■ Exercise directions: Nothing in the records below may change; print them all exactly.

────────────────────

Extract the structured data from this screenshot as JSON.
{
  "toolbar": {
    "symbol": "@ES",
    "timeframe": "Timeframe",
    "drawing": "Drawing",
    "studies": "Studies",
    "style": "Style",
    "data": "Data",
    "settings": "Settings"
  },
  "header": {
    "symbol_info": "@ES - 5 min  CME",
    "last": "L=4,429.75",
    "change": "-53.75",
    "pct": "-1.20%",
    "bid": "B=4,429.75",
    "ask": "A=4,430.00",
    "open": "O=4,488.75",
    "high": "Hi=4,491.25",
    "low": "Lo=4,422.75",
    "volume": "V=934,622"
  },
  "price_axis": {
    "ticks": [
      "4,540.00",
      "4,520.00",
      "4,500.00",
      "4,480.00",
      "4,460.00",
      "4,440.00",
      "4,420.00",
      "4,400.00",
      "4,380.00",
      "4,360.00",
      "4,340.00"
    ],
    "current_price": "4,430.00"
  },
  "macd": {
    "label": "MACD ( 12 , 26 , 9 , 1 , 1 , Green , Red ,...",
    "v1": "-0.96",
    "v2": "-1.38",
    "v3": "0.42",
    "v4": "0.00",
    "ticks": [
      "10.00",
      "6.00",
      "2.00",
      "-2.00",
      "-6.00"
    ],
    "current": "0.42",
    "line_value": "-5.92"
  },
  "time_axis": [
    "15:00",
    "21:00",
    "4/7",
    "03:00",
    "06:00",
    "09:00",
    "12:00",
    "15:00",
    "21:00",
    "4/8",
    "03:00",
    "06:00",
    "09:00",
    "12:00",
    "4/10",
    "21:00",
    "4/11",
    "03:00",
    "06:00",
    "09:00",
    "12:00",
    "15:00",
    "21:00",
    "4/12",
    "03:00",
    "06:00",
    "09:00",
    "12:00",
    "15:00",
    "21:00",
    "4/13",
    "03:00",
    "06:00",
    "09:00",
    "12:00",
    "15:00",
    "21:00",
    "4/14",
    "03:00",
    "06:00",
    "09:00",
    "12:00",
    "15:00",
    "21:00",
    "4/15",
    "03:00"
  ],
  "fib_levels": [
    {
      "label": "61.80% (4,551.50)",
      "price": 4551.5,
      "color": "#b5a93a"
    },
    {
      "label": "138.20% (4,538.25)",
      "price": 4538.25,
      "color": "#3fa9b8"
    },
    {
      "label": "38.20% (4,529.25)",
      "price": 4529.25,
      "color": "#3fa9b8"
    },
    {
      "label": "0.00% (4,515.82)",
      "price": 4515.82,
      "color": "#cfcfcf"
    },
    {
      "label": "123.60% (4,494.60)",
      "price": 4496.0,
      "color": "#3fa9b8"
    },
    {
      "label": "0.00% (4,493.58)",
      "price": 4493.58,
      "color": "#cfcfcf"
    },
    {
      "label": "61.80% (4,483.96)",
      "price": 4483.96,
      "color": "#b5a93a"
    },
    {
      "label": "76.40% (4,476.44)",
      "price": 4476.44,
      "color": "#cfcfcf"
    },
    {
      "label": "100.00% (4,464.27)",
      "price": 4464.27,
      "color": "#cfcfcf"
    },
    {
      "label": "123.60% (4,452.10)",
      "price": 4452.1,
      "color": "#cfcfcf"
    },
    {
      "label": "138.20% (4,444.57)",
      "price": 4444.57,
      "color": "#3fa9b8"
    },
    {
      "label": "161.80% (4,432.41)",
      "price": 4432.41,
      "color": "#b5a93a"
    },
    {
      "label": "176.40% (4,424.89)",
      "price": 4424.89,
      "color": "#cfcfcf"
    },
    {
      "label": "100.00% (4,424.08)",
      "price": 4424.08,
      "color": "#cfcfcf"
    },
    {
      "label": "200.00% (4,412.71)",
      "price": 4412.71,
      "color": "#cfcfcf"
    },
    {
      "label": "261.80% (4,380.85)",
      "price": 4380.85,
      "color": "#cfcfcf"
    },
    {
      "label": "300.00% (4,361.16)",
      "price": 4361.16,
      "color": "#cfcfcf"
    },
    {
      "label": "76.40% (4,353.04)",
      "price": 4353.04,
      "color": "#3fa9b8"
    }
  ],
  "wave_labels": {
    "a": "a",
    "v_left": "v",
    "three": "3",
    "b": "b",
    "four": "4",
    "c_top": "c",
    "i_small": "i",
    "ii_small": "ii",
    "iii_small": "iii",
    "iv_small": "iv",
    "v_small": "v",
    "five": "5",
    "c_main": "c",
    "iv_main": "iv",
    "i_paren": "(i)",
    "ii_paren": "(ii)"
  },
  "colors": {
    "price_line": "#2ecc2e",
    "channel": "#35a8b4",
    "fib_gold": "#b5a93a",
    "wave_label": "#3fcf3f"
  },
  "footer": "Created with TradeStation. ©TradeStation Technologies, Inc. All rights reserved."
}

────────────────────

■ Response for this exercise:
Extract the structured data from this screenshot as JSON.
{
  "toolbar": {
    "symbol": "@ES",
    "timeframe": "Timeframe",
    "drawing": "Drawing",
    "studies": "Studies",
    "style": "Style",
    "data": "Data",
    "settings": "Settings"
  },
  "header": {
    "symbol_info": "@ES - 5 min  CME",
    "last": "L=4,429.75",
    "change": "-53.75",
    "pct": "-1.20%",
    "bid": "B=4,429.75",
    "ask": "A=4,430.00",
    "open": "O=4,488.75",
    "high": "Hi=4,491.25",
    "low": "Lo=4,422.75",
    "volume": "V=934,622"
  },
  "price_axis": {
    "ticks": [
      "4,540.00",
      "4,520.00",
      "4,500.00",
      "4,480.00",
      "4,460.00",
      "4,440.00",
      "4,420.00",
      "4,400.00",
      "4,380.00",
      "4,360.00",
      "4,340.00"
    ],
    "current_price": "4,430.00"
  },
  "macd": {
    "label": "MACD ( 12 , 26 , 9 , 1 , 1 , Green , Red ,...",
    "v1": "-0.96",
    "v2": "-1.38",
    "v3": "0.42",
    "v4": "0.00",
    "ticks": [
      "10.00",
      "6.00",
      "2.00",
      "-2.00",
      "-6.00"
    ],
    "current": "0.42",
    "line_value": "-5.92"
  },
  "time_axis": [
    "15:00",
    "21:00",
    "4/7",
    "03:00",
    "06:00",
    "09:00",
    "12:00",
    "15:00",
    "21:00",
    "4/8",
    "03:00",
    "06:00",
    "09:00",
    "12:00",
    "4/10",
    "21:00",
    "4/11",
    "03:00",
    "06:00",
    "09:00",
    "12:00",
    "15:00",
    "21:00",
    "4/12",
    "03:00",
    "06:00",
    "09:00",
    "12:00",
    "15:00",
    "21:00",
    "4/13",
    "03:00",
    "06:00",
    "09:00",
    "12:00",
    "15:00",
    "21:00",
    "4/14",
    "03:00",
    "06:00",
    "09:00",
    "12:00",
    "15:00",
    "21:00",
    "4/15",
    "03:00"
  ],
  "fib_levels": [
    {
      "label": "61.80% (4,551.50)",
      "price": 4551.5,
      "color": "#b5a93a"
    },
    {
      "label": "138.20% (4,538.25)",
      "price": 4538.25,
      "color": "#3fa9b8"
    },
    {
      "label": "38.20% (4,529.25)",
      "price": 4529.25,
      "color": "#3fa9b8"
    },
    {
      "label": "0.00% (4,515.82)",
      "price": 4515.82,
      "color": "#cfcfcf"
    },
    {
      "label": "123.60% (4,494.60)",
      "price": 4496.0,
      "color": "#3fa9b8"
    },
    {
      "label": "0.00% (4,493.58)",
      "price": 4493.58,
      "color": "#cfcfcf"
    },
    {
      "label": "61.80% (4,483.96)",
      "price": 4483.96,
      "color": "#b5a93a"
    },
    {
      "label": "76.40% (4,476.44)",
      "price": 4476.44,
      "color": "#cfcfcf"
    },
    {
      "label": "100.00% (4,464.27)",
      "price": 4464.27,
      "color": "#cfcfcf"
    },
    {
      "label": "123.60% (4,452.10)",
      "price": 4452.1,
      "color": "#cfcfcf"
    },
    {
      "label": "138.20% (4,444.57)",
      "price": 4444.57,
      "color": "#3fa9b8"
    },
    {
      "label": "161.80% (4,432.41)",
      "price": 4432.41,
      "color": "#b5a93a"
    },
    {
      "label": "176.40% (4,424.89)",
      "price": 4424.89,
      "color": "#cfcfcf"
    },
    {
      "label": "100.00% (4,424.08)",
      "price": 4424.08,
      "color": "#cfcfcf"
    },
    {
      "label": "200.00% (4,412.71)",
      "price": 4412.71,
      "color": "#cfcfcf"
    },
    {
      "label": "261.80% (4,380.85)",
      "price": 4380.85,
      "color": "#cfcfcf"
    },
    {
      "label": "300.00% (4,361.16)",
      "price": 4361.16,
      "color": "#cfcfcf"
    },
    {
      "label": "76.40% (4,353.04)",
      "price": 4353.04,
      "color": "#3fa9b8"
    }
  ],
  "wave_labels": {
    "a": "a",
    "v_left": "v",
    "three": "3",
    "b": "b",
    "four": "4",
    "c_top": "c",
    "i_small": "i",
    "ii_small": "ii",
    "iii_small": "iii",
    "iv_small": "iv",
    "v_small": "v",
    "five": "5",
    "c_main": "c",
    "iv_main": "iv",
    "i_paren": "(i)",
    "ii_paren": "(ii)"
  },
  "colors": {
    "price_line": "#2ecc2e",
    "channel": "#35a8b4",
    "fib_gold": "#b5a93a",
    "wave_label": "#3fcf3f"
  },
  "footer": "Created with TradeStation. ©TradeStation Technologies, Inc. All rights reserved."
}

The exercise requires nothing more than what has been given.